PROBLEM DETAILS: Copy each record below exactly, please, and leave its pictures out.
#### SUPPLIED RECORDS ####
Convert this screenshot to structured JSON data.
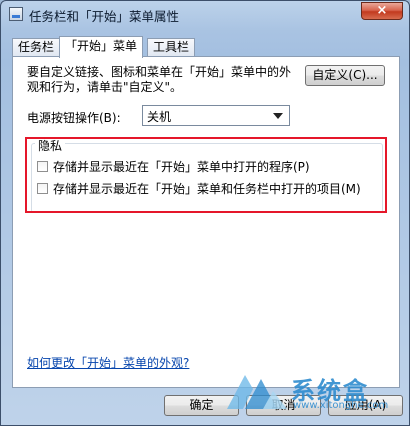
{
  "window": {
    "title": "任务栏和「开始」菜单属性",
    "close_symbol": "×"
  },
  "tabs": [
    {
      "label": "任务栏",
      "active": false
    },
    {
      "label": "「开始」菜单",
      "active": true
    },
    {
      "label": "工具栏",
      "active": false
    }
  ],
  "start_menu": {
    "description": "要自定义链接、图标和菜单在「开始」菜单中的外观和行为，请单击\"自定义\"。",
    "customize_button": "自定义(C)...",
    "power_button_label": "电源按钮操作(B):",
    "power_button_value": "关机"
  },
  "privacy": {
    "title": "隐私",
    "options": [
      {
        "label": "存储并显示最近在「开始」菜单中打开的程序(P)",
        "checked": false
      },
      {
        "label": "存储并显示最近在「开始」菜单和任务栏中打开的项目(M)",
        "checked": false
      }
    ],
    "highlight_color": "#e5172a"
  },
  "help_link": "如何更改「开始」菜单的外观?",
  "buttons": {
    "ok": "确定",
    "cancel": "取消",
    "apply": "应用(A)"
  },
  "watermark": {
    "brand": "系统盒",
    "url": "www.xitonghe.com"
  },
  "colors": {
    "link": "#0645ad",
    "window_frame": "#a9c3e2",
    "close_button": "#c23a1f"
  }
}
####
ANSWER SPACE:
Convert this screenshot to structured JSON data.
{
  "window": {
    "title": "任务栏和「开始」菜单属性",
    "close_symbol": "×"
  },
  "tabs": [
    {
      "label": "任务栏",
      "active": false
    },
    {
      "label": "「开始」菜单",
      "active": true
    },
    {
      "label": "工具栏",
      "active": false
    }
  ],
  "start_menu": {
    "description": "要自定义链接、图标和菜单在「开始」菜单中的外观和行为，请单击\"自定义\"。",
    "customize_button": "自定义(C)...",
    "power_button_label": "电源按钮操作(B):",
    "power_button_value": "关机"
  },
  "privacy": {
    "title": "隐私",
    "options": [
      {
        "label": "存储并显示最近在「开始」菜单中打开的程序(P)",
        "checked": false
      },
      {
        "label": "存储并显示最近在「开始」菜单和任务栏中打开的项目(M)",
        "checked": false
      }
    ],
    "highlight_color": "#e5172a"
  },
  "help_link": "如何更改「开始」菜单的外观?",
  "buttons": {
    "ok": "确定",
    "cancel": "取消",
    "apply": "应用(A)"
  },
  "watermark": {
    "brand": "系统盒",
    "url": "www.xitonghe.com"
  },
  "colors": {
    "link": "#0645ad",
    "window_frame": "#a9c3e2",
    "close_button": "#c23a1f"
  }
}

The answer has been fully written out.